■ **YOUR OBJECTIVE**
Restate the records below exactly. Pictures are not part of the copy.

··· ENTRIES SUPPLIED

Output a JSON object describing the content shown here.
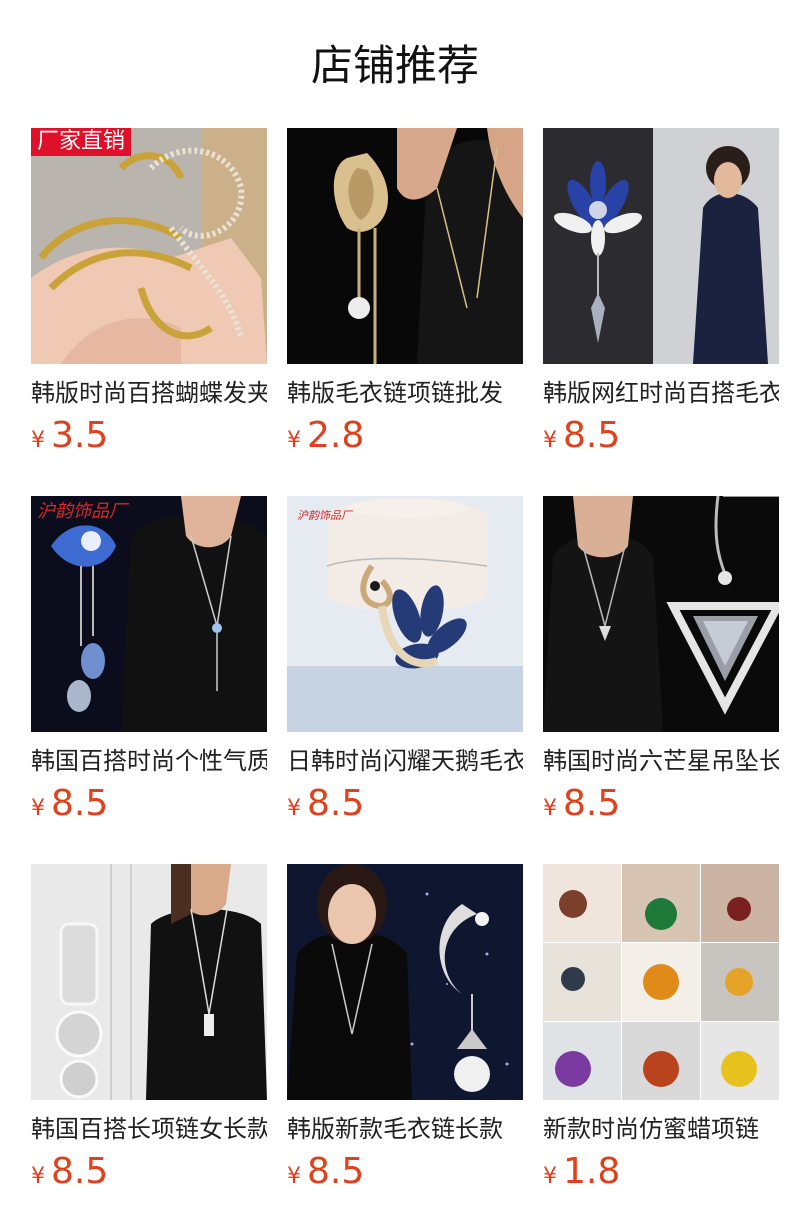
{
  "section_title": "店铺推荐",
  "currency_symbol": "¥",
  "products": [
    {
      "name": "韩版时尚百搭蝴蝶发夹",
      "price": "3.5",
      "image": "hair-claw-clips",
      "badge": "厂家直销"
    },
    {
      "name": "韩版毛衣链项链批发",
      "price": "2.8",
      "image": "tulip-pearl-necklace"
    },
    {
      "name": "韩版网红时尚百搭毛衣链",
      "price": "8.5",
      "image": "blue-crystal-flower-necklace"
    },
    {
      "name": "韩国百搭时尚个性气质",
      "price": "8.5",
      "image": "crystal-fish-necklace",
      "watermark": "沪韵饰品厂"
    },
    {
      "name": "日韩时尚闪耀天鹅毛衣链",
      "price": "8.5",
      "image": "swan-pendant",
      "watermark": "沪韵饰品厂"
    },
    {
      "name": "韩国时尚六芒星吊坠长",
      "price": "8.5",
      "image": "star-pendant"
    },
    {
      "name": "韩国百搭长项链女长款",
      "price": "8.5",
      "image": "crystal-cylinder-necklace"
    },
    {
      "name": "韩版新款毛衣链长款",
      "price": "8.5",
      "image": "moon-pearl-necklace"
    },
    {
      "name": "新款时尚仿蜜蜡项链",
      "price": "1.8",
      "image": "amber-bead-necklace-collage"
    }
  ]
}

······

■ **OUTPUT FOR THIS EXERCISE**
Output a JSON object describing the content shown here.
{
  "section_title": "店铺推荐",
  "currency_symbol": "¥",
  "products": [
    {
      "name": "韩版时尚百搭蝴蝶发夹",
      "price": "3.5",
      "image": "hair-claw-clips",
      "badge": "厂家直销"
    },
    {
      "name": "韩版毛衣链项链批发",
      "price": "2.8",
      "image": "tulip-pearl-necklace"
    },
    {
      "name": "韩版网红时尚百搭毛衣链",
      "price": "8.5",
      "image": "blue-crystal-flower-necklace"
    },
    {
      "name": "韩国百搭时尚个性气质",
      "price": "8.5",
      "image": "crystal-fish-necklace",
      "watermark": "沪韵饰品厂"
    },
    {
      "name": "日韩时尚闪耀天鹅毛衣链",
      "price": "8.5",
      "image": "swan-pendant",
      "watermark": "沪韵饰品厂"
    },
    {
      "name": "韩国时尚六芒星吊坠长",
      "price": "8.5",
      "image": "star-pendant"
    },
    {
      "name": "韩国百搭长项链女长款",
      "price": "8.5",
      "image": "crystal-cylinder-necklace"
    },
    {
      "name": "韩版新款毛衣链长款",
      "price": "8.5",
      "image": "moon-pearl-necklace"
    },
    {
      "name": "新款时尚仿蜜蜡项链",
      "price": "1.8",
      "image": "amber-bead-necklace-collage"
    }
  ]
}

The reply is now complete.